When it comes to alcohol,
1 Just Say No
If you are Young, pregnant, planning a pregnancy, nursing, on medication, or depressed, say no. Some people are more vulnerable to the effects of drinking. The safest approach for children and young people under the age of 18 is to avoid all alcohol use.
It is best for your baby if you do not drink while pregnant or nursing. It’s also advised to avoid alcohol if you’re on any medications or recreational substances, as they might interact negatively with alcohol. Similarly, drinking when you’re depressed is not a smart idea since alcohol might make you feel worse.
2.Never drink and drive.

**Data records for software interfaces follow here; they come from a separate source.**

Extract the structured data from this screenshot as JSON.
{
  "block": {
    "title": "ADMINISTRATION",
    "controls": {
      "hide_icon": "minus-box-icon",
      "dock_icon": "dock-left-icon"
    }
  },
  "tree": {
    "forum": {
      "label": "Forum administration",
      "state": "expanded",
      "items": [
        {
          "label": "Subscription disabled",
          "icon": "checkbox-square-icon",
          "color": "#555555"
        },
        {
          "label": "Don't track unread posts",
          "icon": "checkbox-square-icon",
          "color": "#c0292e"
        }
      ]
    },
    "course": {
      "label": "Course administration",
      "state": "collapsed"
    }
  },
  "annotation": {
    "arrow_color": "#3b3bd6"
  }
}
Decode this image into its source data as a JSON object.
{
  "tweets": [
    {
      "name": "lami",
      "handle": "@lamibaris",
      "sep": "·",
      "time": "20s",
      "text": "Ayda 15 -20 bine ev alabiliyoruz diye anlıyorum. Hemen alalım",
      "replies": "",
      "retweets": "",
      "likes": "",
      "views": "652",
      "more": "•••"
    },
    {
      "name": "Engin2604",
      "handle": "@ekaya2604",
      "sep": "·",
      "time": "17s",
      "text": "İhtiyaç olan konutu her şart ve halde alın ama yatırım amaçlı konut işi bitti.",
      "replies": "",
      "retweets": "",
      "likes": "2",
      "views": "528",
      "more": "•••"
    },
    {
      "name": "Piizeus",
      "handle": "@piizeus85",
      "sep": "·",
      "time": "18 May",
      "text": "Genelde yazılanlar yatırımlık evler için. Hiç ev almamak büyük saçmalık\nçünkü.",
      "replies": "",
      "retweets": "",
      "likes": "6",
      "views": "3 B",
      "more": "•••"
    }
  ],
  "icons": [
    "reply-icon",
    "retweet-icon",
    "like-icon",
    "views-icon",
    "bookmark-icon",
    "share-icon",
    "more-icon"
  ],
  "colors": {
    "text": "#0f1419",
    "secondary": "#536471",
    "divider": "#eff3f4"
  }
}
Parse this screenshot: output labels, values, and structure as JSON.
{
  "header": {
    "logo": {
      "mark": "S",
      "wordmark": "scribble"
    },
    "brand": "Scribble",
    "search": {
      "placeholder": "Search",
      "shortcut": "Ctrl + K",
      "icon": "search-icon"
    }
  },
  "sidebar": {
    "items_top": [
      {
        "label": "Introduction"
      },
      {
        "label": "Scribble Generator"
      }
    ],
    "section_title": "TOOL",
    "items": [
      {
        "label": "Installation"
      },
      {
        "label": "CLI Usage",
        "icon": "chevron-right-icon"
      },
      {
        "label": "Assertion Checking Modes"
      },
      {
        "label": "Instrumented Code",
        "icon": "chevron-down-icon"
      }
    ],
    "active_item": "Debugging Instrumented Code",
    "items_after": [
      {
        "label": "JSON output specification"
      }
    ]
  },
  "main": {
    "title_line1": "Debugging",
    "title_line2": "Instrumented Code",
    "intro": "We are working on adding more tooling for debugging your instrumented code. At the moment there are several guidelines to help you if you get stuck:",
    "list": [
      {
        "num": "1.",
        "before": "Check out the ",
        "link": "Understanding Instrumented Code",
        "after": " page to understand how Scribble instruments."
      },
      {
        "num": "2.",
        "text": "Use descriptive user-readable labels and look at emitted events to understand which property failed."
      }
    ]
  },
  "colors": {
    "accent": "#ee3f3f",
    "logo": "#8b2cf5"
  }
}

In most countries, driving after consuming a large amount of alcohol is illegal. However, there is no such thing as a safe level of alcohol when driving. The more beverages you consume, the more likely you are to be involved in a car accident – and that accident might include someone other than you. Instead of drinking and driving, plan your route home before you go. Decide who will be the ‘designated driver’ with your pals. Make sure you have enough money to take a taxi or take public transportation home.
3.Avoid drinking games and shots.
When you binge drink (drink more than four drinks in one sitting) and become inebriated, you are more likely to be wounded, put yourself in danger, disgrace yourself, or even suffer from alcohol poisoning. Avoid drinking games, shots, skolling races, and anything else that seeks to make you drunk quickly. Instead, play pool, dance, or argue about reality TV. Try everything besides keeping up with your drinking buddies.
Mixing alcohol and energy drinks might cause you to drink more. If you’ve taken any other pills or medicines, be cautious about how much you drink.
- Reduce your use of alcoholic-free beverages.
The amount of alcohol in your blood (blood alcohol concentration, or BAC) impacts how you react to alcohol. The higher your BAC, the greater the danger of injury or overdoes. Your body is only capable of processing one normal drink each hour. The greater your BAC, the quicker you drink.
To be safe, limit your consumption to one drink each hour. You may do this by consuming both non-alcoholic and alcoholic beverages, drinking water to satiate your thirst before drinking alcohol, choosing low-alcohol beverages, and sipping rather than gulping alcoholic beverages.
5.Count your drinks
It’s easy to drink more than you realize. A standard drink is a can or bottle of mid-strength beer, 100ml of wine or a 30ml shot of spirits. Drinks served in bars or restaurants often contain more than 1 standard drink.
Set yourself a drinks limit and stick to it. Avoid drinking in rounds (especially with friends who drink too much). Try to finish your drink before you start another, rather than topping up your glass.
6. Consume food before (and during) drinking sessions.
Alcohol enters the circulation via the stomach and small intestine. If you start drinking on an empty stomach, the alcohol will reach your system faster. As a result, it’s a good idea to eat before and during your first drink. Drink lots of water, avoid mixing alcohol with sugary or energy drinks, and avoid salty foods, which will make you thirsty and prone to drink more.
7.Know how much alcohol you are drinking and how much you should be drinking.
Drinking may be part of a healthy lifestyle if you understand as much as you can about the effects of alcohol on the body and follow the Australian Guidelines. To reduce the lifetime risk of damage from alcohol-related disease or injury, healthy persons should consume no more than 10 standard drinks per week, and no more than 4 standard drinks on any given day.
Drinking more than your daily limit might raise your chance of an accident, injury, or hangover. Drinking excessively on a regular basis raises your chances of having a long-term chronic ailment such as heart disease, cancer, liver disease, mental illness, or brain damage.